From information provided by his son Tony Walker

Cecil WalkerCecil Walker attended Winslow School and then got a scholarship to the Royal Latin School at Buckingham, coming 4th out of 138 competitors (Buckingham Advertiser, 2 Aug 1913). His schoolfriends included Frank Monk of Tuckey Farm, Dave Hodgkinson of Avenue Road and Reg Langley of Park Road, who remembered him as "a long-headed kid". In 1916 he was reported as achieving Honours, Class III, in the Oxford Junior Local Examinations (predecessors of O Levels). He would have been eligible for Oxford University but his family couldn't afford it. He appeared in the school's amateur theatricals with, it was reported, "a clear voice" and played in goal for the football first XI. He played the piano for silent films shown at the Oddfellows Hall in Winslow.

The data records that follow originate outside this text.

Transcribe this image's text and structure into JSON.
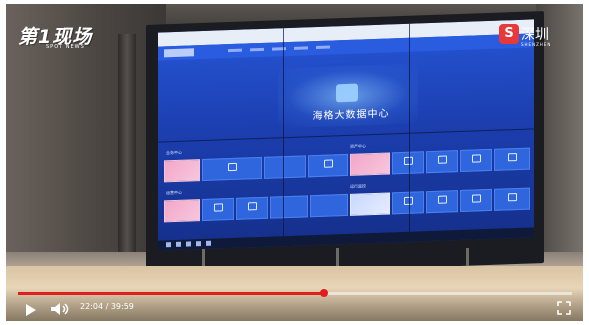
{
  "overlay": {
    "left_logo_text": "第1现场",
    "left_logo_sub": "SPOT NEWS",
    "right_logo_badge": "S",
    "right_logo_text": "深圳",
    "right_logo_sub": "SHENZHEN"
  },
  "screen": {
    "hero_title": "海格大数据中心",
    "section_labels": [
      "业务中心",
      "资产中心",
      "运营中心",
      "运行监控"
    ]
  },
  "player": {
    "current_time": "22:04",
    "separator": " / ",
    "duration": "39:59",
    "progress_fraction": 0.5518,
    "accent_color": "#e21d1d",
    "icons": [
      "play-icon",
      "volume-icon",
      "fullscreen-icon"
    ]
  }
}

He was given his first job in local government by W.N. Midgley, Clerk to Winslow Rural District Council and Board of Guardians. In 1920 he started work at Knutsford, Cheshire, as Assistant Clerk to the Bucklow Board of Guardians at an annual salary of £130. He was Deputy Clerk to Bucklow Rural District Council from 1930-37, and became Clerk in 1946. Bucklow at the time was one of the largest rural districts in England. His job involved meetings with Government planning ministers and officials in London, and he thwarted Manchester Corporation's attempt to take Mobberley from Bucklow RDC.

Cecil walked over most of Europe during holidays in the 1920s and early '30s. He married Ellen Berry, a Knutsford girl, in 1925, and their son Tony was born in 1929.

While in Winslow he was befriended by Captain Leonard Green, a man who knew Lawrence of Arabia, worked for J. Arthur Rank, and during World War 2 was an assistant to the exiled King Peter of Yugoslavia. Captain Green would have visited Winslow and the Latin School during World War 1 in his capacity as Chief Recruiting Officer for Bucks in 1915-16 (Buckingham Advertiser, 12 Feb 1916).

A journalist covering one of Cecil's official engagements wrote of him as "an avid reader and with his remarkable memory was able to quote whole chapters on a wide variety of subjects, both political and economic; this reading also made him a fine conversationalist while his genial manner proved an admirable complement to his forthright ideas in argument."

Following his death in 1962, his funeral at Knutsford Parish Church was full to the doors with officials from Cheshire County Council and numerous adjoining authorities. He was honoured in 1971 by the opening by the Chairman of Cheshire County Coucnil of Cecil Walker House, a nursing home and flatlets in Hardwick Road, Partington.

Cecil had a keen interest in literature, and in particular in the "Campion" detective novels of Margery Allingham. They maintained a lively correspondence for many years (now in the possession of the Margery Allingham Society), and when she heard of his death, Allingham wrote to his widow of her feeling that "Mr Campion and I have lost our greatest friend ... Your husband had an extraordinary gift of encouragement and appreciation and his letters stood out from all those I have received about my work. I cannot believe that I shall never get another."

Back to Families / People

Copyright 2 October, 2017